Leviticus 23.15-16,21 — Shavuot
And from the day on which you bring the sheaf of elevation offering–the day after the sabbath–you shall count off seven weeks. They must be complete. You must count until the day after the seventh week–fifty days; then you shall bring an offering of new grain to the Lord. . . . On that same day you shall hold a celebration; it shall be a sacred occasion for you; you shall not work at your occupations. This is a law for all time in all your settlements, throughout the ages.
At sundown tonight, we begin the festival of Shavuot, known as “Festival of Weeks” to many people. Shavuot is a time of celebration and giving thanks for the new grain of the summer wheat harvest in Israel. The festival gets its name because we were commanded to count 49 days from the second day of Passover.
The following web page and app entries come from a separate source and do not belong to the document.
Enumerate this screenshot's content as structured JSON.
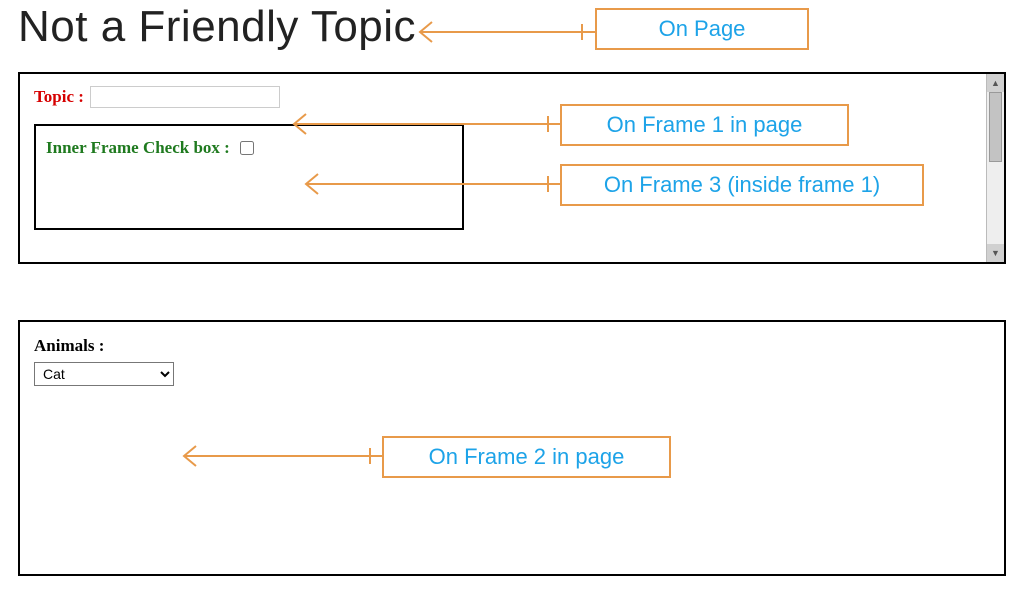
{
  "page": {
    "title": "Not a Friendly Topic"
  },
  "frame1": {
    "topic_label": "Topic :",
    "topic_value": ""
  },
  "frame3": {
    "checkbox_label": "Inner Frame Check box :",
    "checked": false
  },
  "frame2": {
    "animals_label": "Animals :",
    "selected": "Cat"
  },
  "callouts": {
    "on_page": "On Page",
    "on_frame1": "On Frame 1 in page",
    "on_frame3": "On Frame 3 (inside frame 1)",
    "on_frame2": "On Frame 2 in page"
  }
}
At this time the grain was harvested, taking care to leave the edges of the field untouched so that the poor would be able to glean a little wheat for themselves. Offerings were then presented in the Temple.
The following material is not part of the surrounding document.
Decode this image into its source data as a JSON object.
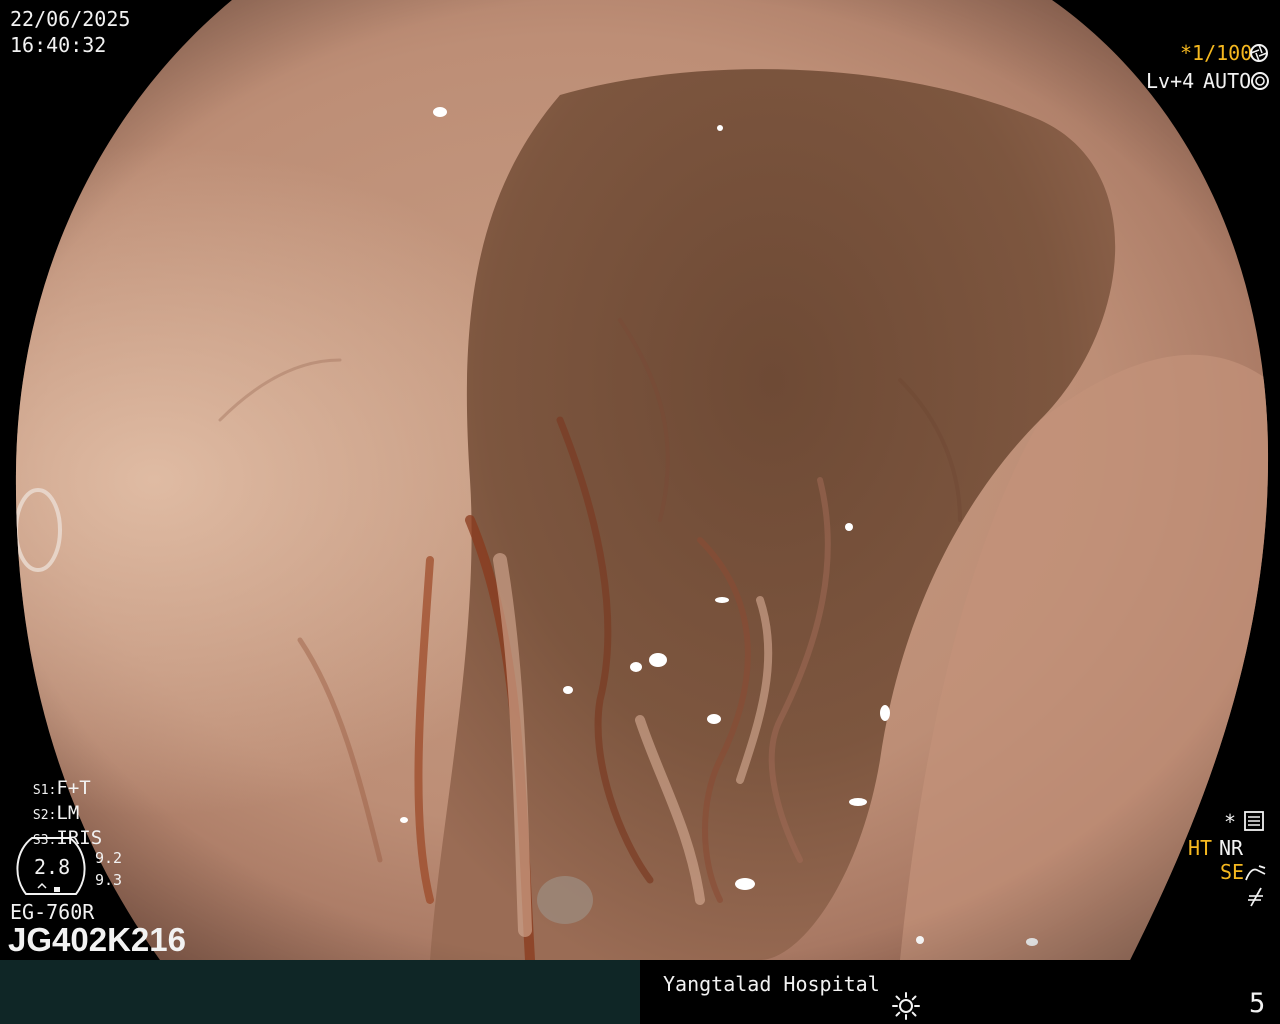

Shavuot is also the time of celebrating the giving of the Torah at Mount Sinai, an event that occurred at this time of the year. Many people will stay up the entire night in order to study Torah, a custom that has been observed for many generations to honor this defining event in our history and our lives.
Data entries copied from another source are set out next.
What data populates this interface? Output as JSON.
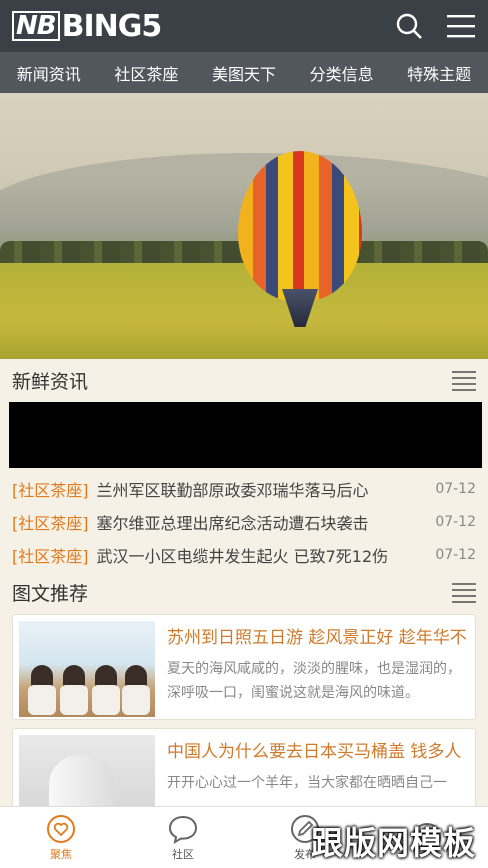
{
  "header": {
    "logo_prefix": "NB",
    "logo_text": "BING5"
  },
  "nav": {
    "items": [
      "新闻资讯",
      "社区茶座",
      "美图天下",
      "分类信息",
      "特殊主题"
    ]
  },
  "section_news": {
    "title": "新鲜资讯",
    "items": [
      {
        "tag": "[社区茶座]",
        "title": "兰州军区联勤部原政委邓瑞华落马后心",
        "date": "07-12"
      },
      {
        "tag": "[社区茶座]",
        "title": "塞尔维亚总理出席纪念活动遭石块袭击",
        "date": "07-12"
      },
      {
        "tag": "[社区茶座]",
        "title": "武汉一小区电缆井发生起火 已致7死12伤",
        "date": "07-12"
      }
    ]
  },
  "section_pics": {
    "title": "图文推荐",
    "cards": [
      {
        "title": "苏州到日照五日游 趁风景正好 趁年华不",
        "desc": "夏天的海风咸咸的，淡淡的腥味，也是湿润的，深呼吸一口，闺蜜说这就是海风的味道。"
      },
      {
        "title": "中国人为什么要去日本买马桶盖 钱多人",
        "desc": "开开心心过一个羊年，当大家都在晒晒自己一"
      }
    ]
  },
  "tabbar": {
    "tabs": [
      "聚焦",
      "社区",
      "发布",
      ""
    ]
  },
  "watermark": "跟版网模板",
  "colors": {
    "accent": "#e27a1c",
    "header_bg": "#3b4047",
    "nav_bg": "#52575e"
  }
}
The story of Ruth is told during Shavuot, too, for the following reasons: it occurred at the time of the festival of Shavuot and Ruth was among the poor who gleaned wheat from the edges of Boaz‘s fields; Boaz was taken with Ruth’s modesty and the two would marry and bear a child; Ruth was a Moabite convert who chose to receive the Torah when she converted; Ruth is the great grandmother of David the King (Dovid HaMelech), a mother to Jewish royalty. All of this is told in the biblical book of Ruth.
As a convert to Judaism, the Festival of Shavuot has special meaning to me. We begin our celebration at sundown tonight. To all my Jewish friends, Chag Shavuot Sameach (Happy Shavuot!)